## Assignment
Scan the records for lines with the word "μήνα", and copy every such line.

## Excerpts from an interface dataset
%%
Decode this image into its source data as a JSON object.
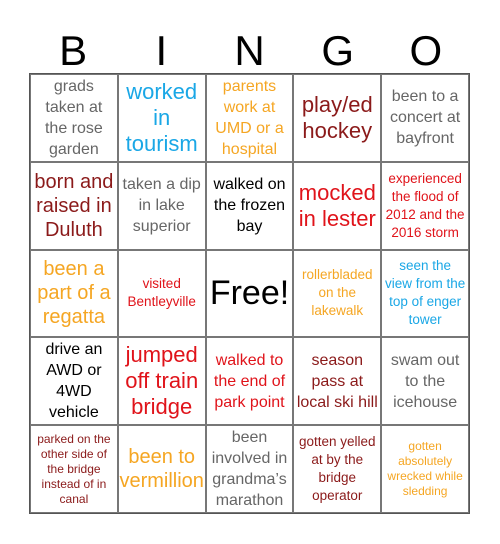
{
  "header": {
    "letters": [
      "B",
      "I",
      "N",
      "G",
      "O"
    ]
  },
  "colors": {
    "blue": "#1aa7e6",
    "orange": "#f5a623",
    "darkred": "#8b1a1a",
    "red": "#e0131a",
    "gray": "#666666",
    "black": "#000000"
  },
  "board": {
    "rows": [
      [
        {
          "text": "grads taken at the rose garden",
          "color": "gray",
          "size": "md"
        },
        {
          "text": "worked in tourism",
          "color": "blue",
          "size": "xl"
        },
        {
          "text": "parents work at UMD or a hospital",
          "color": "orange",
          "size": "md"
        },
        {
          "text": "play/ed hockey",
          "color": "darkred",
          "size": "xl"
        },
        {
          "text": "been to a concert at bayfront",
          "color": "gray",
          "size": "md"
        }
      ],
      [
        {
          "text": "born and raised in Duluth",
          "color": "darkred",
          "size": "lg"
        },
        {
          "text": "taken a dip in lake superior",
          "color": "gray",
          "size": "md"
        },
        {
          "text": "walked on the frozen bay",
          "color": "black",
          "size": "md"
        },
        {
          "text": "mocked in lester",
          "color": "red",
          "size": "xl"
        },
        {
          "text": "experienced the flood of 2012 and the 2016 storm",
          "color": "red",
          "size": "sm"
        }
      ],
      [
        {
          "text": "been a part of a regatta",
          "color": "orange",
          "size": "lg"
        },
        {
          "text": "visited Bentleyville",
          "color": "red",
          "size": "sm"
        },
        {
          "text": "Free!",
          "color": "black",
          "size": "free"
        },
        {
          "text": "rollerbladed on the lakewalk",
          "color": "orange",
          "size": "sm"
        },
        {
          "text": "seen the view from the top of enger tower",
          "color": "blue",
          "size": "sm"
        }
      ],
      [
        {
          "text": "drive an AWD or 4WD vehicle",
          "color": "black",
          "size": "md"
        },
        {
          "text": "jumped off train bridge",
          "color": "red",
          "size": "xl"
        },
        {
          "text": "walked to the end of park point",
          "color": "red",
          "size": "md"
        },
        {
          "text": "season pass at local ski hill",
          "color": "darkred",
          "size": "md"
        },
        {
          "text": "swam out to the icehouse",
          "color": "gray",
          "size": "md"
        }
      ],
      [
        {
          "text": "parked on the other side of the bridge instead of in canal",
          "color": "darkred",
          "size": "xs"
        },
        {
          "text": "been to vermillion",
          "color": "orange",
          "size": "lg"
        },
        {
          "text": "been involved in grandma’s marathon",
          "color": "gray",
          "size": "md"
        },
        {
          "text": "gotten yelled at by the bridge operator",
          "color": "darkred",
          "size": "sm"
        },
        {
          "text": "gotten absolutely wrecked while sledding",
          "color": "orange",
          "size": "xs"
        }
      ]
    ]
  }
}
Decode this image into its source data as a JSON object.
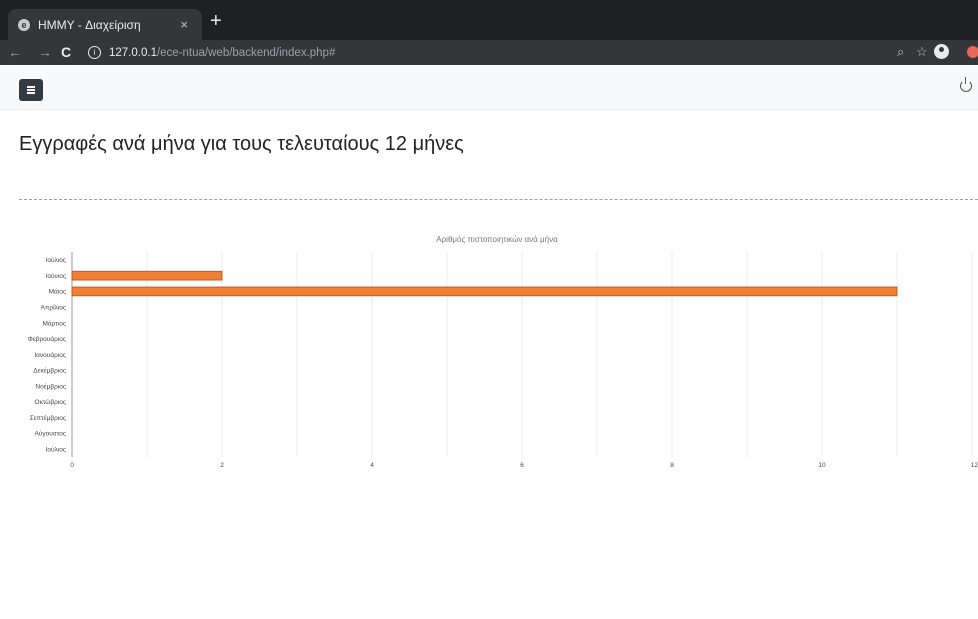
{
  "browser": {
    "tab_title": "HMMY - Διαχείριση",
    "tab_close": "×",
    "new_tab": "+",
    "back": "←",
    "forward": "→",
    "reload": "C",
    "url_host": "127.0.0.1",
    "url_path": "/ece-ntua/web/backend/index.php#",
    "zoom_icon": "⌕",
    "bookmark_icon": "☆"
  },
  "page": {
    "title": "Εγγραφές ανά μήνα για τους τελευταίους 12 μήνες"
  },
  "chart_data": {
    "type": "bar",
    "orientation": "horizontal",
    "title": "Αριθμός πιστοποιητικών ανά μήνα",
    "categories": [
      "Ιούλιος",
      "Ιούνιος",
      "Μάιος",
      "Απρίλιος",
      "Μάρτιος",
      "Φεβρουάριος",
      "Ιανουάριος",
      "Δεκέμβριος",
      "Νοέμβριος",
      "Οκτώβριος",
      "Σεπτέμβριος",
      "Αύγουστος",
      "Ιούλιος"
    ],
    "values": [
      0,
      2,
      11,
      0,
      0,
      0,
      0,
      0,
      0,
      0,
      0,
      0,
      0
    ],
    "xlim": [
      0,
      12
    ],
    "xticks": [
      "0",
      "2",
      "4",
      "6",
      "8",
      "10",
      "12"
    ],
    "bar_color": "#f08034",
    "grid": true
  }
}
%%
## Exercise response
    "title": "Εγγραφές ανά μήνα για τους τελευταίους 12 μήνες"
    "title": "Αριθμός πιστοποιητικών ανά μήνα",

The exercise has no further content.